Description of the task: Give the number of lines in the data below where the word "text" appears, and nothing besides.

[Excerpts from an interface dataset]
>>

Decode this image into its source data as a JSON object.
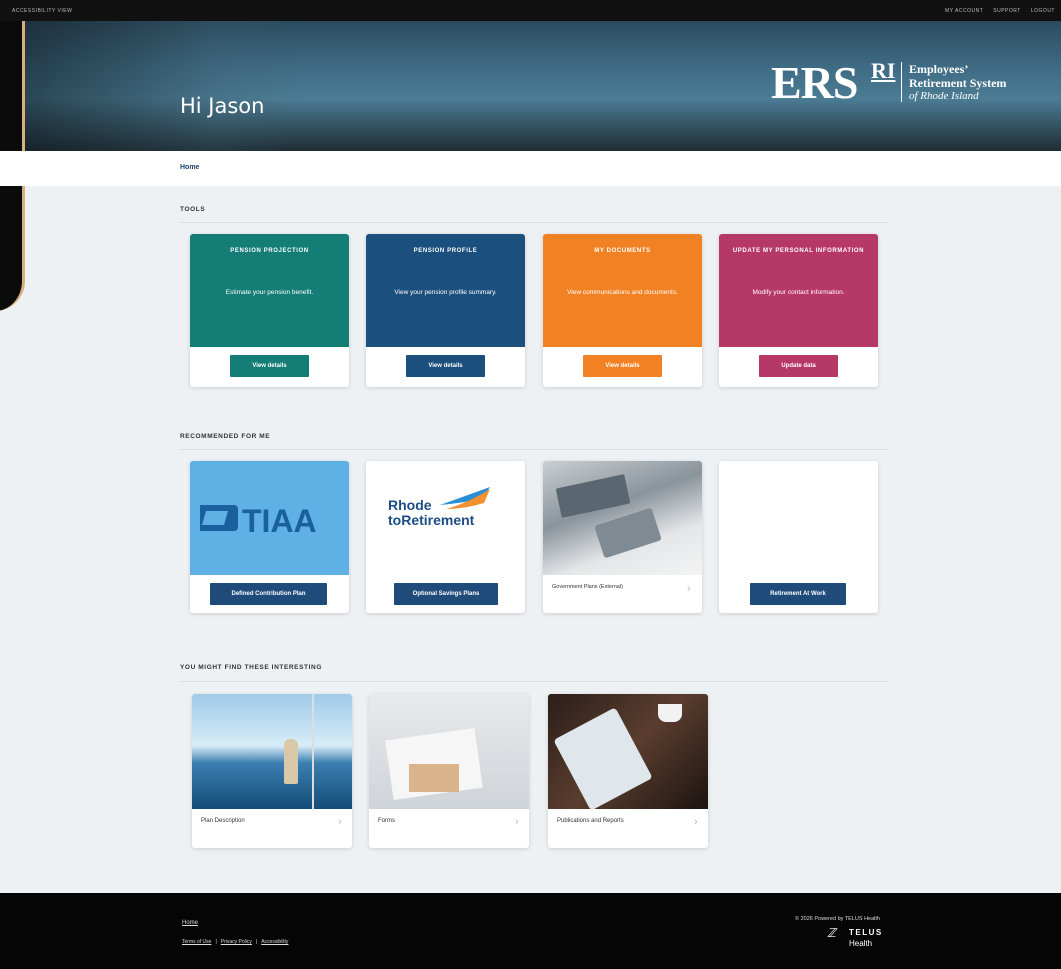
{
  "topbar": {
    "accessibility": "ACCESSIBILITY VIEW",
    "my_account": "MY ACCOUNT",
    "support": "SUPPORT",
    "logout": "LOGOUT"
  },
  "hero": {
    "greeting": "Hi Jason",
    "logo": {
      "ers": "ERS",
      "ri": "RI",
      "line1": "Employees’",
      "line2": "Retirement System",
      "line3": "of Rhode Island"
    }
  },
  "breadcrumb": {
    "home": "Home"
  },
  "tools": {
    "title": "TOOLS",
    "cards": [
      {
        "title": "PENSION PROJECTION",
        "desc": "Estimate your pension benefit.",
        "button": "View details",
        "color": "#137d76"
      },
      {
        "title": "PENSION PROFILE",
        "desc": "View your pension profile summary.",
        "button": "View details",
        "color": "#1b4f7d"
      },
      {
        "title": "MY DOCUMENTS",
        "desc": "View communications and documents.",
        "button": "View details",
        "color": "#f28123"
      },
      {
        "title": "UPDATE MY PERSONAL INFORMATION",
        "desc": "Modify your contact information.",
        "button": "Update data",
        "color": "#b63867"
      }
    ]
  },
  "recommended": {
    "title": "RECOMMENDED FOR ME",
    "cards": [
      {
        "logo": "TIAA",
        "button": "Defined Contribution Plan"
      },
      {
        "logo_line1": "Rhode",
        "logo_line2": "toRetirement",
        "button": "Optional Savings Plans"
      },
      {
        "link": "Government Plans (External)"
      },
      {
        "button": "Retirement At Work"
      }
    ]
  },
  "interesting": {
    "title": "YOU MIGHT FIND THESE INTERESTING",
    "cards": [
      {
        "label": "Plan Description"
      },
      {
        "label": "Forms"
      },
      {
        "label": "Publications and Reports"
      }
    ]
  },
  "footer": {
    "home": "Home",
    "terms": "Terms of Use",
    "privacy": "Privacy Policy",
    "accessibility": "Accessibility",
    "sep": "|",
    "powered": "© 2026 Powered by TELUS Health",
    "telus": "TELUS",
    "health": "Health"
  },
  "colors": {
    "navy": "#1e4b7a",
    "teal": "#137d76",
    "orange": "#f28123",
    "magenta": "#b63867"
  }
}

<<
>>

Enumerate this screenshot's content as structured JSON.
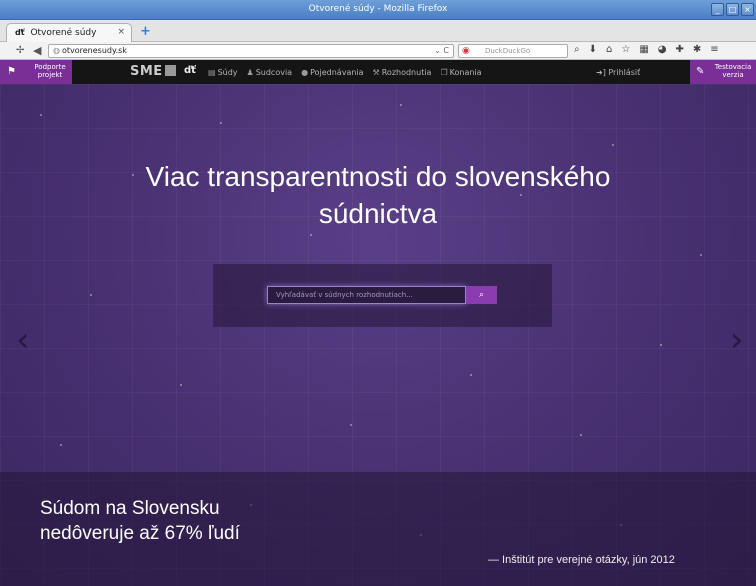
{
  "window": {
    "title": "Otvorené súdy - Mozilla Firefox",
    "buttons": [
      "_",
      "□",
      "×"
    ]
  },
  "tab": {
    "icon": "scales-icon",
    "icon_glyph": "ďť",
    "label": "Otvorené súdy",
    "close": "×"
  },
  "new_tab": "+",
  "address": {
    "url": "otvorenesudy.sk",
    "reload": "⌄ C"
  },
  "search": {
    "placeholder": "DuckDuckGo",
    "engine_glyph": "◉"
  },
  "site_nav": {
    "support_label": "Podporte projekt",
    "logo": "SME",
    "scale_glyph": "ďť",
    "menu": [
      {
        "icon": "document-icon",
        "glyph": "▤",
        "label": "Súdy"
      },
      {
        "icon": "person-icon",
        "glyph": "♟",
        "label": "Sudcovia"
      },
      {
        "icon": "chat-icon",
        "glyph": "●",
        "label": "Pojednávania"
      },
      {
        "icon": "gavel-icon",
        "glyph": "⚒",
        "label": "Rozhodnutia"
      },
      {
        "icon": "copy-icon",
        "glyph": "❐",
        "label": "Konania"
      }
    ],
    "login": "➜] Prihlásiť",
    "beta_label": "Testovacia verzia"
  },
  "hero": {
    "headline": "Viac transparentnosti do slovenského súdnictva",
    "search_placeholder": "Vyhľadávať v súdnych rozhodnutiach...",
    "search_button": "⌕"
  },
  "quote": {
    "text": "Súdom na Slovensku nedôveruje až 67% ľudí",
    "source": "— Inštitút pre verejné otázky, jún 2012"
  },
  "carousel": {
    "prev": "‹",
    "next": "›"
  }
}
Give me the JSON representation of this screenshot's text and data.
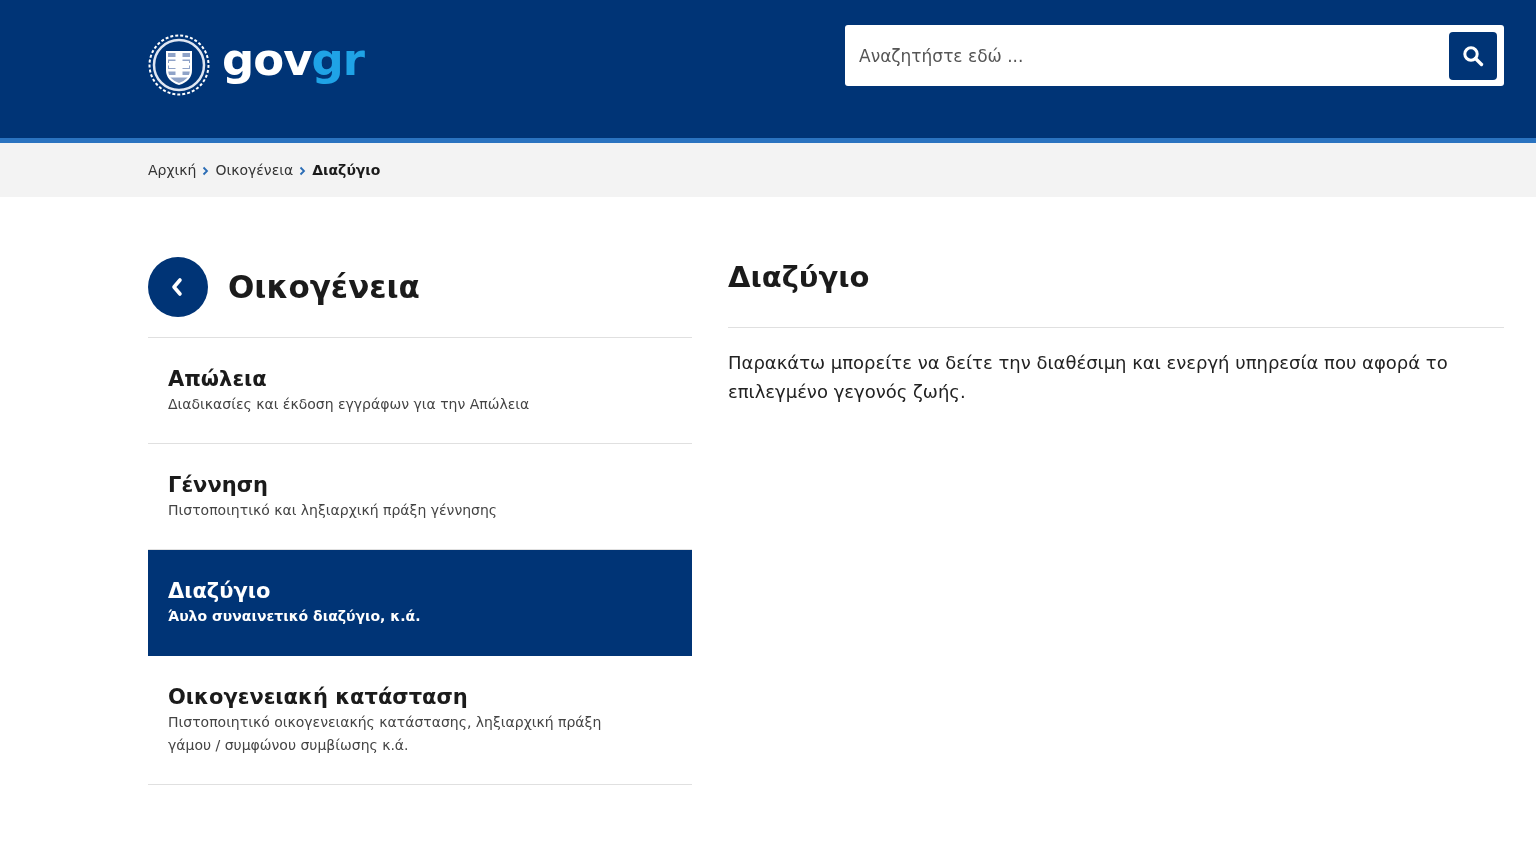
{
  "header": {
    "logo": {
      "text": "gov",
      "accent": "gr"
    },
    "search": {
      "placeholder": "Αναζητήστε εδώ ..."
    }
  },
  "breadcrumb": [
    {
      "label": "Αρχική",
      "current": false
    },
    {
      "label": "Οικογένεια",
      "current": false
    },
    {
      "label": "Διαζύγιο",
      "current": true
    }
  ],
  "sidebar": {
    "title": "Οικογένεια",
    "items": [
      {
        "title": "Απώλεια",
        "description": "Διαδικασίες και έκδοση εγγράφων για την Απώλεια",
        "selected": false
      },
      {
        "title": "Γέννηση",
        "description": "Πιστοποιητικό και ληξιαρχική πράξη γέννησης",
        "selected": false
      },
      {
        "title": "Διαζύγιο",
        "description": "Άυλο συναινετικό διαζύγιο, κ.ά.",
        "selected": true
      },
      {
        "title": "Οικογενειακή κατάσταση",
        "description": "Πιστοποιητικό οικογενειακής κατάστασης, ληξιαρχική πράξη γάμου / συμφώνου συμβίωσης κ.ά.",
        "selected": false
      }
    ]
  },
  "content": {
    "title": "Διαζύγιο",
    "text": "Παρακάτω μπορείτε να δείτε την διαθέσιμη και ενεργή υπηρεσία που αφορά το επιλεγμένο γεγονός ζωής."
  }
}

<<

Answer to this problem: 4